**Problem description:** Exact reproduction of the data is required, with images excluded.

[Given entries Boundary: Start]

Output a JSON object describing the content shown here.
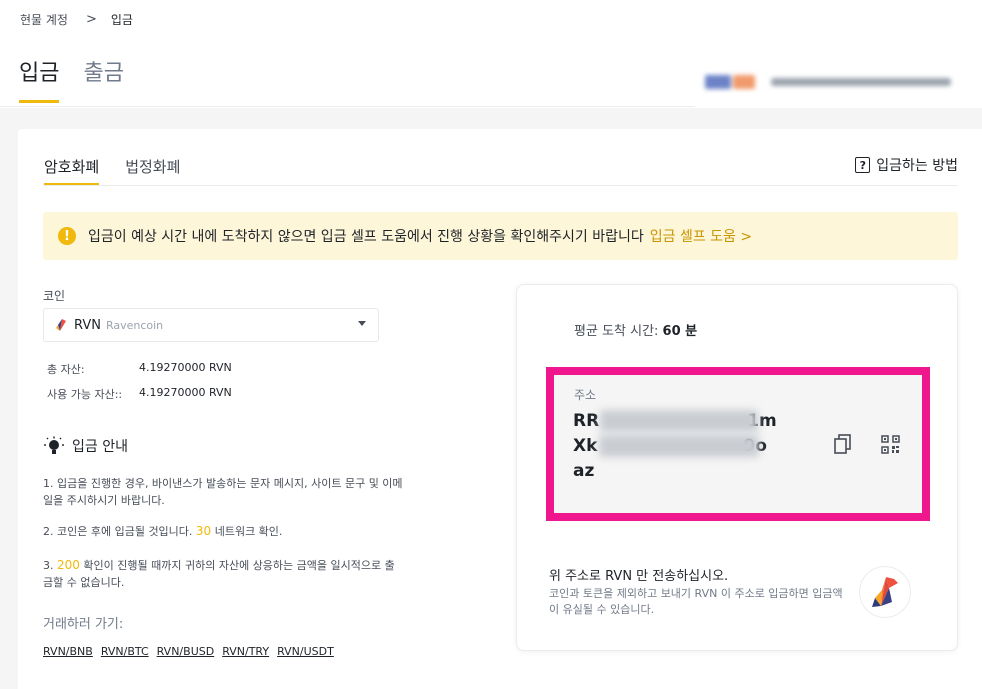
{
  "breadcrumb": {
    "parent": "현물 계정",
    "separator": ">",
    "current": "입금"
  },
  "main_tabs": [
    {
      "label": "입금",
      "active": true
    },
    {
      "label": "출금",
      "active": false
    }
  ],
  "sub_tabs": [
    {
      "label": "암호화폐",
      "active": true
    },
    {
      "label": "법정화폐",
      "active": false
    }
  ],
  "howto": {
    "label": "입금하는 방법",
    "icon": "question-doc-icon"
  },
  "notice": {
    "icon": "warning-icon",
    "text": "입금이 예상 시간 내에 도착하지 않으면 입금 셀프 도움에서 진행 상황을 확인해주시기 바랍니다",
    "link": "입금 셀프 도움 >"
  },
  "coin": {
    "label": "코인",
    "symbol": "RVN",
    "name": "Ravencoin",
    "total_label": "총 자산:",
    "total_value": "4.19270000 RVN",
    "available_label": "사용 가능 자산::",
    "available_value": "4.19270000 RVN"
  },
  "guide": {
    "title": "입금 안내",
    "item1": "1. 입금을 진행한 경우, 바이낸스가 발송하는 문자 메시지, 사이트 문구 및 이메일을 주시하시기 바랍니다.",
    "item2_prefix": "2. 코인은 후에 입금될 것입니다.",
    "item2_num": "30",
    "item2_suffix": "네트워크 확인.",
    "item3_prefix": "3.",
    "item3_num": "200",
    "item3_suffix": "확인이 진행될 때까지 귀하의 자산에 상응하는 금액을 일시적으로 출금할 수 없습니다."
  },
  "trade": {
    "label": "거래하러 가기:",
    "pairs": [
      "RVN/BNB",
      "RVN/BTC",
      "RVN/BUSD",
      "RVN/TRY",
      "RVN/USDT"
    ]
  },
  "deposit": {
    "avg_label": "평균 도착 시간:",
    "avg_value": "60 분",
    "address_label": "주소",
    "addr_line1_start": "RR",
    "addr_line1_end": "1m",
    "addr_line2_start": "Xk",
    "addr_line2_end": "9o",
    "addr_line3": "az",
    "send_only": "위 주소로 RVN 만 전송하십시오.",
    "warning": "코인과 토큰을 제외하고 보내기 RVN 이 주소로 입금하면 입금액이 유실될 수 있습니다.",
    "highlight_color": "#f0178e"
  },
  "colors": {
    "accent": "#f0b90b",
    "link": "#c99400",
    "notice_bg": "#fdf6d8"
  }
}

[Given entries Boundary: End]

**Output of the task:**
Output a JSON object describing the content shown here.
{
  "breadcrumb": {
    "parent": "현물 계정",
    "separator": ">",
    "current": "입금"
  },
  "main_tabs": [
    {
      "label": "입금",
      "active": true
    },
    {
      "label": "출금",
      "active": false
    }
  ],
  "sub_tabs": [
    {
      "label": "암호화폐",
      "active": true
    },
    {
      "label": "법정화폐",
      "active": false
    }
  ],
  "howto": {
    "label": "입금하는 방법",
    "icon": "question-doc-icon"
  },
  "notice": {
    "icon": "warning-icon",
    "text": "입금이 예상 시간 내에 도착하지 않으면 입금 셀프 도움에서 진행 상황을 확인해주시기 바랍니다",
    "link": "입금 셀프 도움 >"
  },
  "coin": {
    "label": "코인",
    "symbol": "RVN",
    "name": "Ravencoin",
    "total_label": "총 자산:",
    "total_value": "4.19270000 RVN",
    "available_label": "사용 가능 자산::",
    "available_value": "4.19270000 RVN"
  },
  "guide": {
    "title": "입금 안내",
    "item1": "1. 입금을 진행한 경우, 바이낸스가 발송하는 문자 메시지, 사이트 문구 및 이메일을 주시하시기 바랍니다.",
    "item2_prefix": "2. 코인은 후에 입금될 것입니다.",
    "item2_num": "30",
    "item2_suffix": "네트워크 확인.",
    "item3_prefix": "3.",
    "item3_num": "200",
    "item3_suffix": "확인이 진행될 때까지 귀하의 자산에 상응하는 금액을 일시적으로 출금할 수 없습니다."
  },
  "trade": {
    "label": "거래하러 가기:",
    "pairs": [
      "RVN/BNB",
      "RVN/BTC",
      "RVN/BUSD",
      "RVN/TRY",
      "RVN/USDT"
    ]
  },
  "deposit": {
    "avg_label": "평균 도착 시간:",
    "avg_value": "60 분",
    "address_label": "주소",
    "addr_line1_start": "RR",
    "addr_line1_end": "1m",
    "addr_line2_start": "Xk",
    "addr_line2_end": "9o",
    "addr_line3": "az",
    "send_only": "위 주소로 RVN 만 전송하십시오.",
    "warning": "코인과 토큰을 제외하고 보내기 RVN 이 주소로 입금하면 입금액이 유실될 수 있습니다.",
    "highlight_color": "#f0178e"
  },
  "colors": {
    "accent": "#f0b90b",
    "link": "#c99400",
    "notice_bg": "#fdf6d8"
  }
}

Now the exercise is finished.